InfoComm 2016 saw roughly 38,000 attendees churn through the show floor at the Las Vegas Convention Center. Even though the number of attendees was less than the Orange County Convention Center crowd for InfoComm 2015 (InfoComm’s current record attendance) it certainly did not disappoint. In fact, InfoComm 2016 saw more than 1,000 companies exhibiting for the first time in the history of the show. There was a lot of buzz on the floor from attendees over what they had seen and much to be optimistic about for the future of the industry.
Audio companies adding video (and vice versa): It’s my personal opinion that in the future we’ll see more manufacturers attempt to bring together end-to-end solutions. We saw the first of that this year. Biamp unveiled their TesiraLux video encoders and decoders, allowing users to add 4k video transmission across 10gb networks using AVB with minimum compression, or over 1gb AVB networks with more compression. QSC, another company historically known as an audio company, unveiled a network-based extension to their Q-SYS platform which introduces AV to USB Bridging. This solution includes a camera and an I/O USB Bridge or the already available TSC-7t tabletop control panel; these are network devices, eliminating the frustration of point-to-point solutions. Conversely, Crestron, primarily known as a video and control manufacturer, debuted a series of audio DSP products to go alongside their well-known and more ubiquitous video counterparts.
Video over IP: Video over IP (not to be confused with Voice over IP) was an important evolution for the industry. The AV Industry has been steeped in hardware based, point-to-point video distribution technologies for far too long. Granted, we’ve come a long way from the days of five-wire bnc and the like, but we still have a long way to go. While SVSi (now part of AMX and subsequently Harman) has had Video over IP solutions for some time, it was good to see them joined in the marketplace by Biamp, Atlona, Aurora, ZeeVee and others had 4K solutions routable over the network with varying specifications (I won’t dull you with them, and this isn’t a spec sheet). Time will tell how widely these technologies will be adopted, especially those requiring a 10gb network.

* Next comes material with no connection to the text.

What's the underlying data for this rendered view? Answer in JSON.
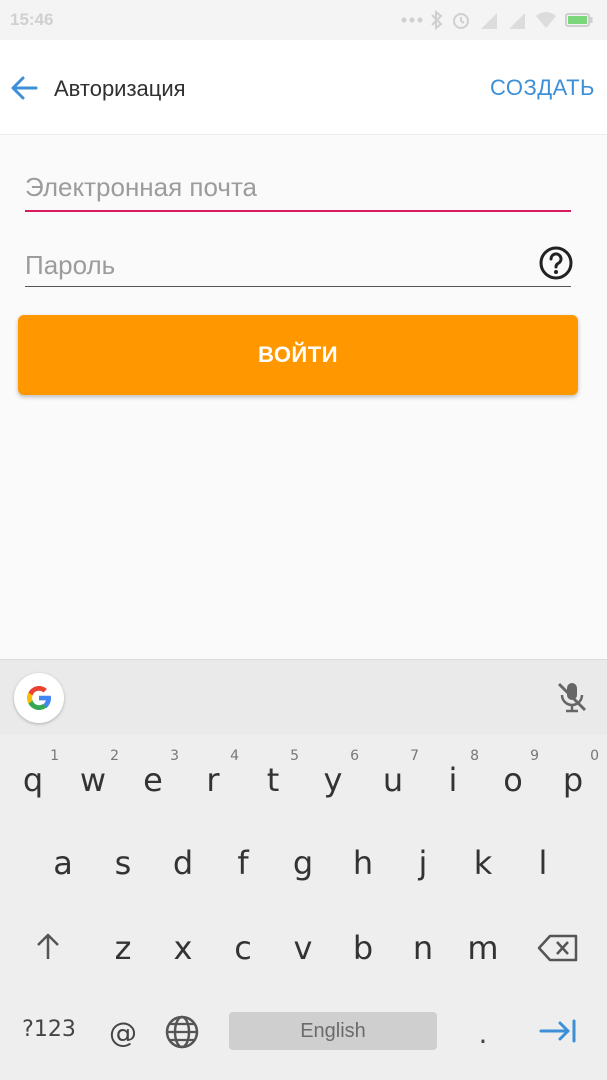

Tracking Solutions: Newcomers to the show, Dycap, unveiled their solution for using third party cameras with their computer-based tracking control system. Vaddio, which has had their AutoTrak solution in the marketplace for a long time unveiled an elegant update inRoboTrak—better quality video and tracking with a lower price point and easier installation. 1Beyond also had a tracking camera in an all-in-one form factor, though I didn’t get to see it in person to gauge its operation. Those looking for automated tracking solutions, especially education and training environments, now have several options to choose from depending on their pricing and quality needs.
I’m sure InfoComm 2017 will bring another record-setting year for the number of attendees and exhibitors. Hopefully next year we’ll see the next steps of migrating away from traditional point-to-point systems as well as further proliferation of full end-to-end solutions from manufacturers. All this to say, I’m looking forward to next summer’s event, even if it comes with unbearable heat and humidity.
Mike Brandes is an AV and IT professional that has held positions both as an end user/tech manager, as well as in AV manufacturing.